From the darkness of the deep sea to the coast of Vigo.
The tiny crustaceans Phronima are terrifying: they kill plankton, eat their insides and ride around the ocean in the planktons' cold, dead husks. Later, after Phornima lay their eggs in these husks, their babies come bursting out of their victims' bodies to begin the cycle.
And they're not exactly friendly looking
There is an interesting anecdote which claims that the crustacean Phronima, served as the inspiration for the alien queen first seen in James Cameron’s, Alien.
If you want to learn more about the `Alien´ found in Vigo click HERE
At Lunar New Year, it’s tradition to give the gift of a bright, beautiful red envelope (known as 紅包, hóngbāo) to your friends and family. But not just any old envelope. These are filled with money - and symbolize good wishes and luck for the new year ahead.
The importance of the hóngbāo isn’t the cash held inside; it’s actually the envelope itself.
The red color symbolizes good luck and prosperity in Chinese (and other East Asian) cultures.
Last Friday at school we were very happy to receive our Red Envelopes
Remember, those who receive a red envelope are wished another safe and peaceful year.
The `School Day of Non-violence and Peace' 30th January is the anniversary of the death of Mahatma Gandhi.
At school this week 5th graders and Infants Year 2 have been working on the project `1000 Cranes for Peace'.
Sadako Sasaki was a 12-year-old Japanese girl who died of leukemia, a victim of radiation from the atom bomb dropped on Hiroshima on August 6, 1945.
An ancient Japanese legend says that anyone who folds 1,000 paper cranes will be granted a wish, so Sadako folded the cranes hoping she would recover and one day run again. But she died on October 25, 1955. She never gave up, folding the cranes until her last day, inspiring her friends and classmates.

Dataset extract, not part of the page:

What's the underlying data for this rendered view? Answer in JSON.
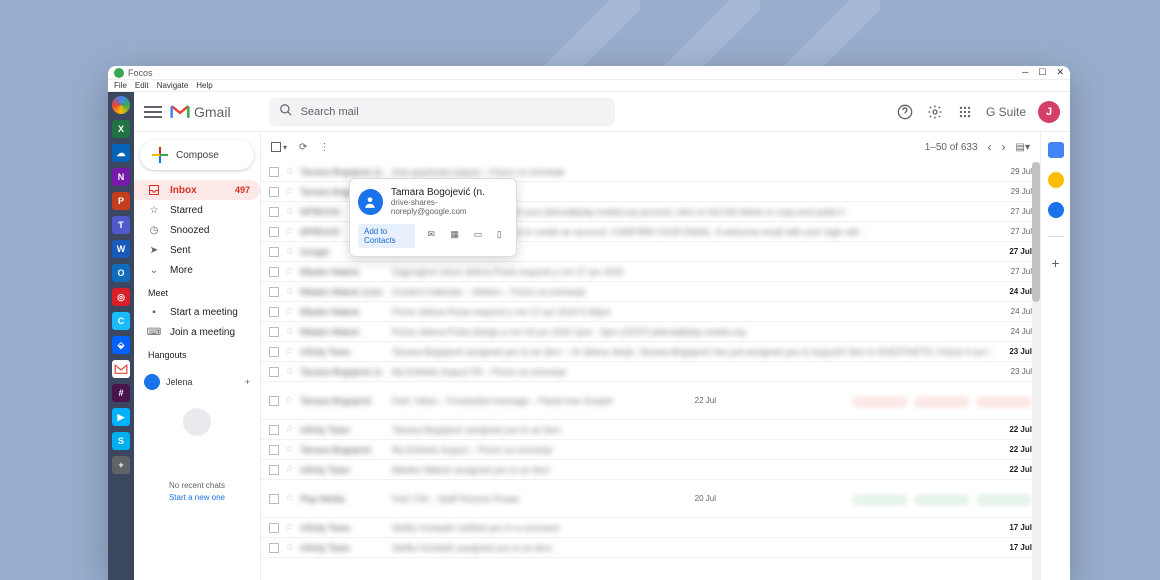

Nowadays the 1,000 cranes represent a universal call to world peace.